Flirting with a Stranger in the House Opposite Is Getting Me Through Lockdown

We smoke out of our windows at the same time. Sometimes, he winks at me.
Nana Baah
London, GB
April 28, 2020, 8:15am
How to Date During Coronavirus Lockdown
Photo courtesy London photographer Christopher Fernandez, who has been taking photos of his neighbours during the coronavirus lockdown. The prints are on sale, with proceeds going to NHS charities.

Since the beginning of lockdown, my neighbour and I have been flirting from our bedroom windows. What I mean is, we smoke out of our windows at the same time – usually around dinner or just before I go to bed. We look at each other across the back gardens littered with children’s toys and men trying to start barbecues, as the sun sets behind the rooftops. I always finish my cigarette first, he winks at me and I shut my window. It’s oddly intense – and under normal circumstances, I would find a wink creepy – but something about the interaction has kept me going back to the window each day.


At a time when the touch of another human is a distant memory for single people or those quarantined away from their partners, these moments with my neighbour are the closest I’ve been getting to physical intimacy. They’re a placeholder for the real thing, of course. Catching a stranger’s gaze over the street is no substitute for the connection with someone who admires the very specific way you hold your head when you’re reading, or how your nose wrinkles when you’re annoyed. My neighbour doesn’t really know me. But until lockdown, I didn’t realise how much being desired mattered to me. While it goes without saying that physical desire alone isn’t enough to build a relationship, it’s definitely intoxicating. It’s the thrill of feeling someone’s eyes on you as you walk through a crowded bar, or a crush admitting that they watched your Instagram Story.

Before the social distancing measures were announced, I had only lived in my house for a couple of months and rarely ever opened the blinds. It was winter, dark when I woke up in the morning and dark again by the time I got home from work. On my street, the backs of the houses face inwards. Now that everyone is isolating, my neighbours and I are spending a lot of time on the inside, looking out at each other.

I’m not the only one feeling strangely closer to my neighbours lately. At the end of last month, a video showing a love story between two neighbours in New York went viral. Twenty-eight-year-old Jeremy looks out of his window and notices a woman filming herself dancing on the roof of her apartment block. He decides to fly a drone to her with his phone number, and lands himself a virtual video “date”. The coronavirus meet cute also earned him nearly 400,000 likes on Twitter. But my neighbour and I aren’t going to end up emulating Jeremy, mainly because I don’t own a drone but also because that is America, and we’re in the far more reserved south London.


When I explain my situation to sex and relationship psychologist Lucy Snider over Zoom, she says that the distance between my neighbour and I might actually be what’s so appealing to me. “You’ve got an intimate connection with somebody but you also have the freedom around not really knowing that person,” she explains. “You don’t have to run the risk of getting close to them and them hurting you, while still enjoying that connection that we all need and crave.”
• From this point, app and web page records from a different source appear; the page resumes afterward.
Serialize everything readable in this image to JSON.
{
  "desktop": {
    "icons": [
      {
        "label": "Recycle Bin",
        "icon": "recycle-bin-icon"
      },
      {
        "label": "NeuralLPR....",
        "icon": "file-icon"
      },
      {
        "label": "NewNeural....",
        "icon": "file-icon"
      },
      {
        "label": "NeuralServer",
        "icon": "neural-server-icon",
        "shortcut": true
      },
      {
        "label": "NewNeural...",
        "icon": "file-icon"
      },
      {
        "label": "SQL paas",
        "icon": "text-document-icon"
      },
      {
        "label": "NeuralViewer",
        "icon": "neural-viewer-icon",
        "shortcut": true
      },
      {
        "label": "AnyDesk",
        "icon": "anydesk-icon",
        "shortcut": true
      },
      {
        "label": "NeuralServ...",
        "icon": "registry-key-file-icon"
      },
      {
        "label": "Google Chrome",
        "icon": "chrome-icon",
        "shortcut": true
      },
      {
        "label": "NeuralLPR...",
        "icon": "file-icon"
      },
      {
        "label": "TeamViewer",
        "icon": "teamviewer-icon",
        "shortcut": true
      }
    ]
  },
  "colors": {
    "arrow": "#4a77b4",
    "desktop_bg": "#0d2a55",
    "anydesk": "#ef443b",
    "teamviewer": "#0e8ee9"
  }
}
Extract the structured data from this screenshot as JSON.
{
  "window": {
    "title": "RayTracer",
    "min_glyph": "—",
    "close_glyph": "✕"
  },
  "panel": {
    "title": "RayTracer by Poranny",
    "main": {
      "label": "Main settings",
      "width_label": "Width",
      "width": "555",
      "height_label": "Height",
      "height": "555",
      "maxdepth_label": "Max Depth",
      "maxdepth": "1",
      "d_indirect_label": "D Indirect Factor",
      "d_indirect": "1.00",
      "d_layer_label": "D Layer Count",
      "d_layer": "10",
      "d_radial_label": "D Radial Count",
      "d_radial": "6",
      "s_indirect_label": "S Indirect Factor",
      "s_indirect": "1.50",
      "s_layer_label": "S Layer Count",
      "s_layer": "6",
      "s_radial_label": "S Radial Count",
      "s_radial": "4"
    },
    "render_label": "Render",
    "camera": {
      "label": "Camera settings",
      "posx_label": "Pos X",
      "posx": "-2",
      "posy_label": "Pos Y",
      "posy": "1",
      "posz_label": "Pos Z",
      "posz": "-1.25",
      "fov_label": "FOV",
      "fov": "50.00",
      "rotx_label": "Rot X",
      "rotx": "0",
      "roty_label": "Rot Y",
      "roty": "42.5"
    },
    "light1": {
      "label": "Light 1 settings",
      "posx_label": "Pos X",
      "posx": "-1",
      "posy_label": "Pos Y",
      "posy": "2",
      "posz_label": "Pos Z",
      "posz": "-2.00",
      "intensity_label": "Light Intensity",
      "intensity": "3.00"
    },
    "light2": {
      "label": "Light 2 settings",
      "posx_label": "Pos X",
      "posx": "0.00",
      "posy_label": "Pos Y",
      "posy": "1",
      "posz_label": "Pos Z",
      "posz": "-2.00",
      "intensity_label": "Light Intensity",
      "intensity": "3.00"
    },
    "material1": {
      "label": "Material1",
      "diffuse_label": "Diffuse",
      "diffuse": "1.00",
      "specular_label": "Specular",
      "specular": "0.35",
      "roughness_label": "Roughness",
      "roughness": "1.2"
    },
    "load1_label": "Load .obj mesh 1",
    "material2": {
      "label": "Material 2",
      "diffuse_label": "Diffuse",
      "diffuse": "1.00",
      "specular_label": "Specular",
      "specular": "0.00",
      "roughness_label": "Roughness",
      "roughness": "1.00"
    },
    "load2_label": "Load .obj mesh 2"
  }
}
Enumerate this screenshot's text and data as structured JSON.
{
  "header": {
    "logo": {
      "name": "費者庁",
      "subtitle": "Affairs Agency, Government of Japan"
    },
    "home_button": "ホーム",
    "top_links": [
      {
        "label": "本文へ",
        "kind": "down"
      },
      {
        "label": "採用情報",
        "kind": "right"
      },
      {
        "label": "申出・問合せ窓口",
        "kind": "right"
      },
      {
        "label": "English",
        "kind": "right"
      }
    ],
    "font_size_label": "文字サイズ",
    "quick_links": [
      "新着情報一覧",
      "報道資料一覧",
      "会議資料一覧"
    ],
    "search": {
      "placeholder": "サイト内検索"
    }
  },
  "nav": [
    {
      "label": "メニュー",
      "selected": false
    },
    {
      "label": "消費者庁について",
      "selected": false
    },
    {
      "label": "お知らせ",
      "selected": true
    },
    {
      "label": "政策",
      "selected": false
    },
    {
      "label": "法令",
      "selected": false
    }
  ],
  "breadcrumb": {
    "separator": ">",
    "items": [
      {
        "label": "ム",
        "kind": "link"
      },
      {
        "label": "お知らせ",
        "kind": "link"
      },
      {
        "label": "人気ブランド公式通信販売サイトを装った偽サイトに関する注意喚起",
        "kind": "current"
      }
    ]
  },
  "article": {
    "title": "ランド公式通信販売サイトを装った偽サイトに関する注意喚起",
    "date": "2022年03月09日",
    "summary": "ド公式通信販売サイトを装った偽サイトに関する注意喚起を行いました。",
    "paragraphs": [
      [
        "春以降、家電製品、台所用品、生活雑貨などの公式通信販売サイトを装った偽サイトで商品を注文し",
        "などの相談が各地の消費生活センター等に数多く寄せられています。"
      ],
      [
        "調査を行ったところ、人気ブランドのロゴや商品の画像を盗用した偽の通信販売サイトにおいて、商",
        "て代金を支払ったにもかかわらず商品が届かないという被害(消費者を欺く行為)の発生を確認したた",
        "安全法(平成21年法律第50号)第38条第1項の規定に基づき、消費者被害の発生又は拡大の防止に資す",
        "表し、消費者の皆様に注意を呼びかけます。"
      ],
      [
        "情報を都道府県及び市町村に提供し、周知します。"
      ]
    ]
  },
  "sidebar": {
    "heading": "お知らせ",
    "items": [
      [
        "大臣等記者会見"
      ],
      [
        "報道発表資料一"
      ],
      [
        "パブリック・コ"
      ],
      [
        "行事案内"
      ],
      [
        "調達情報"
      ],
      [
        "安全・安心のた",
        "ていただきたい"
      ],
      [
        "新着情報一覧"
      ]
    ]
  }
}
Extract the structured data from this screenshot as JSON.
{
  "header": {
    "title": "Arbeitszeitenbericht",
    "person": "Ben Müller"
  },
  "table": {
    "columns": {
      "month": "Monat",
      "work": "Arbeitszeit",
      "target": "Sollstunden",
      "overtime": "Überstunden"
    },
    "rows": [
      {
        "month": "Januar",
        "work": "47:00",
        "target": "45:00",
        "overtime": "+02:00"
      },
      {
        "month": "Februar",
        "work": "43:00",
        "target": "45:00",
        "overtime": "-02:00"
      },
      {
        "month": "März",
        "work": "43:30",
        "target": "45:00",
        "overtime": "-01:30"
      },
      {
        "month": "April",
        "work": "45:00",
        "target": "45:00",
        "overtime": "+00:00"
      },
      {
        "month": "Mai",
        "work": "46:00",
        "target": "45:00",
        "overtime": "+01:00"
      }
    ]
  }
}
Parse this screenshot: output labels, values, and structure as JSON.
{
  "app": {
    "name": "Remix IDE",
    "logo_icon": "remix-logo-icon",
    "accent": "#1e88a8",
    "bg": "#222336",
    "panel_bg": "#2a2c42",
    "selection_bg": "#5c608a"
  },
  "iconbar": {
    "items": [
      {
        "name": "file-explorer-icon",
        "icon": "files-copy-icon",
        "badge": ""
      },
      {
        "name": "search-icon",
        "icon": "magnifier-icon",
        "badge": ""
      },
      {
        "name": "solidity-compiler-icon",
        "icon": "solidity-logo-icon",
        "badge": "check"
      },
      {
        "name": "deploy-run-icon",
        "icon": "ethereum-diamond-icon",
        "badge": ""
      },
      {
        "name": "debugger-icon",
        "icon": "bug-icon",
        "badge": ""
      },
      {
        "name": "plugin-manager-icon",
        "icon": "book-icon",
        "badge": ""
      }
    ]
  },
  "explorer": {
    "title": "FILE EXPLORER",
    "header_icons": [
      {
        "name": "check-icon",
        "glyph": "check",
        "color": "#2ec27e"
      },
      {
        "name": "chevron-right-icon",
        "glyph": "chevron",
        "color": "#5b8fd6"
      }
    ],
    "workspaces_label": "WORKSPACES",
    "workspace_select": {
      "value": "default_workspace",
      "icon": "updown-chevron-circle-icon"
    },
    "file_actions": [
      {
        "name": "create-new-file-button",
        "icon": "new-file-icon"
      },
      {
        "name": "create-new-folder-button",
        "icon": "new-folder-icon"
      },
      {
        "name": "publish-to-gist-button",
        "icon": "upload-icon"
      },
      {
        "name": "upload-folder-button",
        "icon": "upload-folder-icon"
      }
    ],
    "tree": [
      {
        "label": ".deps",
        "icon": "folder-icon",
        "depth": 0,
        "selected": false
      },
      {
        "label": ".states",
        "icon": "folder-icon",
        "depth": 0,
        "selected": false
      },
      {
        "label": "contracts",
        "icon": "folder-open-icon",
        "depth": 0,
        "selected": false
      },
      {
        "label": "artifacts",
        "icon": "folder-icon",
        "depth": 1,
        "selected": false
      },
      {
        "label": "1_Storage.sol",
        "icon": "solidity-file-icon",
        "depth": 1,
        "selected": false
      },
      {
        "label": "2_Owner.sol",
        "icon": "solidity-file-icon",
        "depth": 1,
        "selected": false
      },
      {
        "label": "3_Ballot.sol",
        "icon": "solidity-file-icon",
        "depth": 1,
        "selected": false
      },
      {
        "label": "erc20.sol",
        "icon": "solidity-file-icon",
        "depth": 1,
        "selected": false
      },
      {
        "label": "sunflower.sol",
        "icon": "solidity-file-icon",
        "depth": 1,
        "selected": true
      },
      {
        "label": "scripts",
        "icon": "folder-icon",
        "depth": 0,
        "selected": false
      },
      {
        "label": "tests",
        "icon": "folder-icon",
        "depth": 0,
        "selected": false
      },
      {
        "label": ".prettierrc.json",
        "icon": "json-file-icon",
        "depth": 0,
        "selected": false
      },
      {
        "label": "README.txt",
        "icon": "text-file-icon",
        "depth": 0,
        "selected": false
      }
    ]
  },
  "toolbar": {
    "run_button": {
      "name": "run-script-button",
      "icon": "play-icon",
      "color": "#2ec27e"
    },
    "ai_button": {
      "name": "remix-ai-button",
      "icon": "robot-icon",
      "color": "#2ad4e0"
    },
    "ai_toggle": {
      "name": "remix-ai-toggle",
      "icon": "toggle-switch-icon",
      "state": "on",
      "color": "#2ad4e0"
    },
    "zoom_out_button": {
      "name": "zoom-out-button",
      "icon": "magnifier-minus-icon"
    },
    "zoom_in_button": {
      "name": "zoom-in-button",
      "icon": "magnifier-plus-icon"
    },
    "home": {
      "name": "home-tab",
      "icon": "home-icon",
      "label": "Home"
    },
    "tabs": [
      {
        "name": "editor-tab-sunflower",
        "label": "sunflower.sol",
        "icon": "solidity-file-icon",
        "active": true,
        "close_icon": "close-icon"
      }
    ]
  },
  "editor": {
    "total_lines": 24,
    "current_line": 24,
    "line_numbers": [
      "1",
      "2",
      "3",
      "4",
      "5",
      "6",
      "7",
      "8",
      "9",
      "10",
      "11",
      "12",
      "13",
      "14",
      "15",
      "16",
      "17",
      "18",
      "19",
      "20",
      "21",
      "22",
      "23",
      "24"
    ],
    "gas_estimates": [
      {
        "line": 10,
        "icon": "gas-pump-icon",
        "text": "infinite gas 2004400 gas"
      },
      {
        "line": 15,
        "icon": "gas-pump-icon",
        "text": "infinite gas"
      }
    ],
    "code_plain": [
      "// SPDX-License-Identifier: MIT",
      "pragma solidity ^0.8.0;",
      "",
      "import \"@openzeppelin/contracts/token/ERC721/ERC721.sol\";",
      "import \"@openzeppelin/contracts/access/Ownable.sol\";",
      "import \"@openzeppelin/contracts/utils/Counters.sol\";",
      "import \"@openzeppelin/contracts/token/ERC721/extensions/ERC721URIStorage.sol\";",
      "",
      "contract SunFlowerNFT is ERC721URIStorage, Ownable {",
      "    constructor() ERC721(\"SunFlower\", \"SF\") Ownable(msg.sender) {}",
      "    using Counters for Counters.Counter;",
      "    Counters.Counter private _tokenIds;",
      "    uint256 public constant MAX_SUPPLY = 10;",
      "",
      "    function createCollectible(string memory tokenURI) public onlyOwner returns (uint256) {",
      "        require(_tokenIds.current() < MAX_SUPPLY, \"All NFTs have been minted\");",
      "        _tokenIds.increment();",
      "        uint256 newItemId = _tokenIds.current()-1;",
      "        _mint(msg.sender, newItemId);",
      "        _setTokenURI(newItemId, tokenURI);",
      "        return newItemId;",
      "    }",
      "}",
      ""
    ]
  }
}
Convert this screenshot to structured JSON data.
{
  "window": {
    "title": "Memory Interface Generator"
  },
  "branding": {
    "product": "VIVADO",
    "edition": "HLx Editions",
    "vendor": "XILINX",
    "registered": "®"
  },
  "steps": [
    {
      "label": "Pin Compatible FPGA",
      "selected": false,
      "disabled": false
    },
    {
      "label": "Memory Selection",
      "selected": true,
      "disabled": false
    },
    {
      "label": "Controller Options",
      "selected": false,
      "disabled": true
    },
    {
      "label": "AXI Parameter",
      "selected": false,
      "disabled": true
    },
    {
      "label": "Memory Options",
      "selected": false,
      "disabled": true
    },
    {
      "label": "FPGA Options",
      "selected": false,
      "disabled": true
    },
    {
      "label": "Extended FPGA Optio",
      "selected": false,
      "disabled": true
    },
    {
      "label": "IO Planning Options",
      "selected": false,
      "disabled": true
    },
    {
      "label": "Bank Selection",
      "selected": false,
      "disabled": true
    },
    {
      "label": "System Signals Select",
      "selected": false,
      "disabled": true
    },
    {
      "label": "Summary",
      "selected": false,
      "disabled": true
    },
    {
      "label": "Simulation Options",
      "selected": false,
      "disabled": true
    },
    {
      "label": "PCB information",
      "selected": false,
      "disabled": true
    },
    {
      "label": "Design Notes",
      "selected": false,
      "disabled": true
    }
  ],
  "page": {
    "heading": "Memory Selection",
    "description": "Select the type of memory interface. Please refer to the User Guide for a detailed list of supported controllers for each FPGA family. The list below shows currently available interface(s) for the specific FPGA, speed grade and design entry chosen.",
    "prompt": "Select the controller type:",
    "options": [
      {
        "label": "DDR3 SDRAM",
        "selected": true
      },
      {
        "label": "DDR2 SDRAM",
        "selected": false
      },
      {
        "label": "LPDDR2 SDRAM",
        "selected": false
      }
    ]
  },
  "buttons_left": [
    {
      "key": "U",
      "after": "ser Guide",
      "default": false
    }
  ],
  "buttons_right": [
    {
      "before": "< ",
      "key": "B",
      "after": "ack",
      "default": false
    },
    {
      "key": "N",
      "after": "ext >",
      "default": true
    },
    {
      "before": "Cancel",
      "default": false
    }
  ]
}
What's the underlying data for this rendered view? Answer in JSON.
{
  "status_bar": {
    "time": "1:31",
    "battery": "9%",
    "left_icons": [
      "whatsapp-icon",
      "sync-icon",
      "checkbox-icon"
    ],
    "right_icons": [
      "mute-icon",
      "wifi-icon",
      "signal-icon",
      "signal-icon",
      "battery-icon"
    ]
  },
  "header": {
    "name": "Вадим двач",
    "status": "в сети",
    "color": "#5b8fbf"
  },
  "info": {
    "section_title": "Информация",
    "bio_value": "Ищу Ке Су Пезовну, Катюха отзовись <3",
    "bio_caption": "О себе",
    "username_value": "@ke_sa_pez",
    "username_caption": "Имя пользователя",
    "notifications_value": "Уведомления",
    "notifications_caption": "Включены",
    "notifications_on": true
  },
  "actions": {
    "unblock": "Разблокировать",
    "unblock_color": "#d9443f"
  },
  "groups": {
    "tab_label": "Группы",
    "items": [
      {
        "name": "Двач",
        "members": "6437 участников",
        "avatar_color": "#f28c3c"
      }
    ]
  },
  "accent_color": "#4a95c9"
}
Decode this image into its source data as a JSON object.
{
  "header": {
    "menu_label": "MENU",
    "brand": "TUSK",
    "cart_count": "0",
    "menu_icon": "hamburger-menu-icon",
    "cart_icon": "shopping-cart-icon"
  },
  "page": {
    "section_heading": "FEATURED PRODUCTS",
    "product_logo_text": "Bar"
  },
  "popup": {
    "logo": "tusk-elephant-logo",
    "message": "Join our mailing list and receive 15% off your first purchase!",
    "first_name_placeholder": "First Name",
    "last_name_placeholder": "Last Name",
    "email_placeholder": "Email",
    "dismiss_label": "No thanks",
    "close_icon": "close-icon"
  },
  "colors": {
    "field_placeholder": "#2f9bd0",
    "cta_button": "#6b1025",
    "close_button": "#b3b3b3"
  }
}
What Snider says about having control over how close you get to someone definitely rings true. When I’m debasing myself by learning the TikTok dance to “Savage”, or eating a pile of oven chips smothered in mayonnaise, head propped up by one single pillow, the blinds stay closed. But when the sun gets just high enough in the sky to leak through my window and throw a spotlight over my bed, where I sprawl flatteringly across the sheets like the lead in a rom com, the blinds are open – and my neighbour is watching.

There’s no space for disappointment with him because there are no expectations. Neither is there the possibility of what usually happens when you meet someone on a dating app: they send you a voice-note before the date and you fall in love with their voice, and they "lol" at your jokes, but then you meet and you realise that the iPhone microphone did wonders for them and they’re not as funny as they were over WhatsApp. It’s nice to be able to ignore the fact that my neighbour could easily be one of those guys. I need never know whether he's a snob about reality TV, or a Tory, or someone who chews with their mouth open.

One thing I do know is that, when this is all over, we’ll go back to just being neighbours. I don’t have a crush on him. I probably couldn’t draw his face from memory despite looking at it everyday – it could be a different man at that window every day and I probably wouldn’t notice. But being watched is just enough to tide me over, until we’re all allowed back into the real world.


This article originally appeared on VICE UK.